[artist id="3061469"]Lady Gaga[/artist] may already have plenty of celebrity friends these days, but in the Francis Lawrence-directed video for "Bad Romance" (the first video from her forthcoming release, The Fame Monster), there's a devilish group of supermodels who have their eyes on making Gaga their newest bestie.
"I knew [Lawrence's] ability as a director is so much higher than what I could [do]," Gaga explained to MTV News last week. "There's this one shot in the video where I get kidnapped by supermodels. I'm washing away my sins and they shove vodka down my throat to drug me up before they sell me off to the Russian mafia."
As if being kidnapped by supermodels before being sold off to the Russian mafia isn't bizarre enough, Gaga also decided to step up her fashion game in the clip and include some razor-blade sunglasses -- yep, razor-blade sunglasses.
"I wanted to design a pair for some of the toughest chicks and some of my girlfriends -- don't do this at home! -- they used to keep razor blades in the side of their mouths," she explained. "That tough female sprit is something that I want to project. It's meant to be, 'This is my shield, this is my weapon, this is my inner sense of fame, this is my monster.' "

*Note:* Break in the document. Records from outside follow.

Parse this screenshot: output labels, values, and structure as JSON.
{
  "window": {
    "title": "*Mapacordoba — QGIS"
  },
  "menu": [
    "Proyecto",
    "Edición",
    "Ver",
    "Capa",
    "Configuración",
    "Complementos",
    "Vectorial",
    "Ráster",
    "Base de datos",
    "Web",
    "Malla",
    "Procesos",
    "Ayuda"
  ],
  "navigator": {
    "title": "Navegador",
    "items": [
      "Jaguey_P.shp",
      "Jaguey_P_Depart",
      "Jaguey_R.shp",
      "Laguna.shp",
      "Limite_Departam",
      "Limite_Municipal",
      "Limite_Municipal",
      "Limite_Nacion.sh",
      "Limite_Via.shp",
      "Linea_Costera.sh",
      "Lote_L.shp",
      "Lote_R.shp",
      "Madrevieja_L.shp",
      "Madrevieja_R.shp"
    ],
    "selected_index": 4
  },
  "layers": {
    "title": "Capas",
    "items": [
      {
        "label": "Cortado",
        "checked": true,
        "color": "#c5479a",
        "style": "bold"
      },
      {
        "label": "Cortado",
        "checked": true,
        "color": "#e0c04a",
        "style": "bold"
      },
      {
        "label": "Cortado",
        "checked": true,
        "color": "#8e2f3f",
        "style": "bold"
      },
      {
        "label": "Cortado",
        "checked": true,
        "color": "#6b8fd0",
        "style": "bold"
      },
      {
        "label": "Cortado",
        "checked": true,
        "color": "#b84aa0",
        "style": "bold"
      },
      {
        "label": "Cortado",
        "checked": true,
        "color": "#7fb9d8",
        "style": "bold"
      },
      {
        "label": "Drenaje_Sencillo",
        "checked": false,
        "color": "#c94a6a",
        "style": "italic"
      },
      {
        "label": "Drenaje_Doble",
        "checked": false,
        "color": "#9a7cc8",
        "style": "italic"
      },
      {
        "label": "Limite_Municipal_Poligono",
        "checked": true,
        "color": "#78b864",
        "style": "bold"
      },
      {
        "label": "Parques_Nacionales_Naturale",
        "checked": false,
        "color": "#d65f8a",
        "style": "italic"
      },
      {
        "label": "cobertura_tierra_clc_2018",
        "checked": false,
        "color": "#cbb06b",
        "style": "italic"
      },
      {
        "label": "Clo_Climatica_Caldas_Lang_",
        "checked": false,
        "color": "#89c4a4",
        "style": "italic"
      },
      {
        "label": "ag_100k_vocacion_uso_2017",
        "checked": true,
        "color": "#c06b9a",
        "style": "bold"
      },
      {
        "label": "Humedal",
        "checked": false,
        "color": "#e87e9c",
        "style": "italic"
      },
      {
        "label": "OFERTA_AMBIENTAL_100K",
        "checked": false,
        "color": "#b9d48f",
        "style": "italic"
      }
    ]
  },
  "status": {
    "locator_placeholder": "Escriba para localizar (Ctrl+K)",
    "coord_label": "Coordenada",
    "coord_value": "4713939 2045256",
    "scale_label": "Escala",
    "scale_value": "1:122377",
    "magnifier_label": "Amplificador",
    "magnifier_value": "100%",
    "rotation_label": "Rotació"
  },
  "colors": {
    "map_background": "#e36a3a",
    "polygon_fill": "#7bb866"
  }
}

In addition to paying homage to those tough chicks, she also knew she wanted to work with Lawrence (Britney Spears, Janet Jackson, Gwen Stefani).
"It was collaborative. He's a really pop video director and a filmmaker. He did 'I Am Legend' and I'm a huge Will Smith fan, so I knew he could execute the video in a way that I could give him all my weirdest, most psychotic ideas," she said. "But it would come across to and be relevant to the public."
It also doesn't hurt that it was one of the few times while making a video that she felt the director just got it. "I wanted somebody with a tremendous understanding of how to make a pop video, because my biggest challenge working with directors is that I am the director and I write the treatments and I get the fashion and I decide what it's about and it's very hard to find directors that will relinquish any sort of input from the artist," she said. "But Francis and I worked together."